(Records contained in a dataset)
▬▬▬▬▬▬

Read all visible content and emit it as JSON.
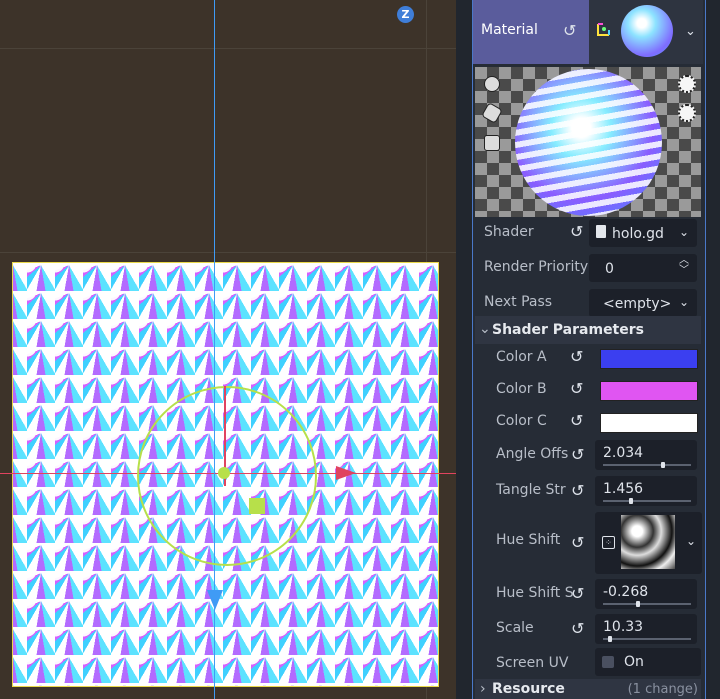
{
  "viewport": {
    "z_axis_badge": "Z"
  },
  "inspector": {
    "material": {
      "label": "Material",
      "revert_icon": "revert-icon",
      "type_icon": "shader-material-icon",
      "dropdown_icon": "chevron-down-icon"
    },
    "shader": {
      "label": "Shader",
      "value": "holo.gd"
    },
    "render_priority": {
      "label": "Render Priority",
      "value": "0"
    },
    "next_pass": {
      "label": "Next Pass",
      "value": "<empty>"
    },
    "shader_parameters": {
      "title": "Shader Parameters",
      "params": [
        {
          "label": "Color A",
          "color": "#3b3ff0"
        },
        {
          "label": "Color B",
          "color": "#e055f2"
        },
        {
          "label": "Color C",
          "color": "#ffffff"
        },
        {
          "label": "Angle Offs",
          "value": "2.034",
          "fraction": 0.68
        },
        {
          "label": "Tangle Str",
          "value": "1.456",
          "fraction": 0.3
        },
        {
          "label": "Hue Shift",
          "texture": "noise-texture"
        },
        {
          "label": "Hue Shift S",
          "value": "-0.268",
          "fraction": 0.38
        },
        {
          "label": "Scale",
          "value": "10.33",
          "fraction": 0.06
        },
        {
          "label": "Screen UV",
          "value": "On",
          "checked": false
        }
      ]
    },
    "resource": {
      "title": "Resource",
      "changes": "(1 change)"
    }
  },
  "colors": {
    "viewport_bg": "#3d3329",
    "x_axis": "#e0445f",
    "z_axis": "#3f9bf5",
    "gizmo": "#b7e04a",
    "selection": "#e9d84a",
    "accent": "#4a78c8"
  }
}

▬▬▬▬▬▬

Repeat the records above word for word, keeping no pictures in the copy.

Read all visible content and emit it as JSON.
{
  "viewport": {
    "z_axis_badge": "Z"
  },
  "inspector": {
    "material": {
      "label": "Material",
      "revert_icon": "revert-icon",
      "type_icon": "shader-material-icon",
      "dropdown_icon": "chevron-down-icon"
    },
    "shader": {
      "label": "Shader",
      "value": "holo.gd"
    },
    "render_priority": {
      "label": "Render Priority",
      "value": "0"
    },
    "next_pass": {
      "label": "Next Pass",
      "value": "<empty>"
    },
    "shader_parameters": {
      "title": "Shader Parameters",
      "params": [
        {
          "label": "Color A",
          "color": "#3b3ff0"
        },
        {
          "label": "Color B",
          "color": "#e055f2"
        },
        {
          "label": "Color C",
          "color": "#ffffff"
        },
        {
          "label": "Angle Offs",
          "value": "2.034",
          "fraction": 0.68
        },
        {
          "label": "Tangle Str",
          "value": "1.456",
          "fraction": 0.3
        },
        {
          "label": "Hue Shift",
          "texture": "noise-texture"
        },
        {
          "label": "Hue Shift S",
          "value": "-0.268",
          "fraction": 0.38
        },
        {
          "label": "Scale",
          "value": "10.33",
          "fraction": 0.06
        },
        {
          "label": "Screen UV",
          "value": "On",
          "checked": false
        }
      ]
    },
    "resource": {
      "title": "Resource",
      "changes": "(1 change)"
    }
  },
  "colors": {
    "viewport_bg": "#3d3329",
    "x_axis": "#e0445f",
    "z_axis": "#3f9bf5",
    "gizmo": "#b7e04a",
    "selection": "#e9d84a",
    "accent": "#4a78c8"
  }
}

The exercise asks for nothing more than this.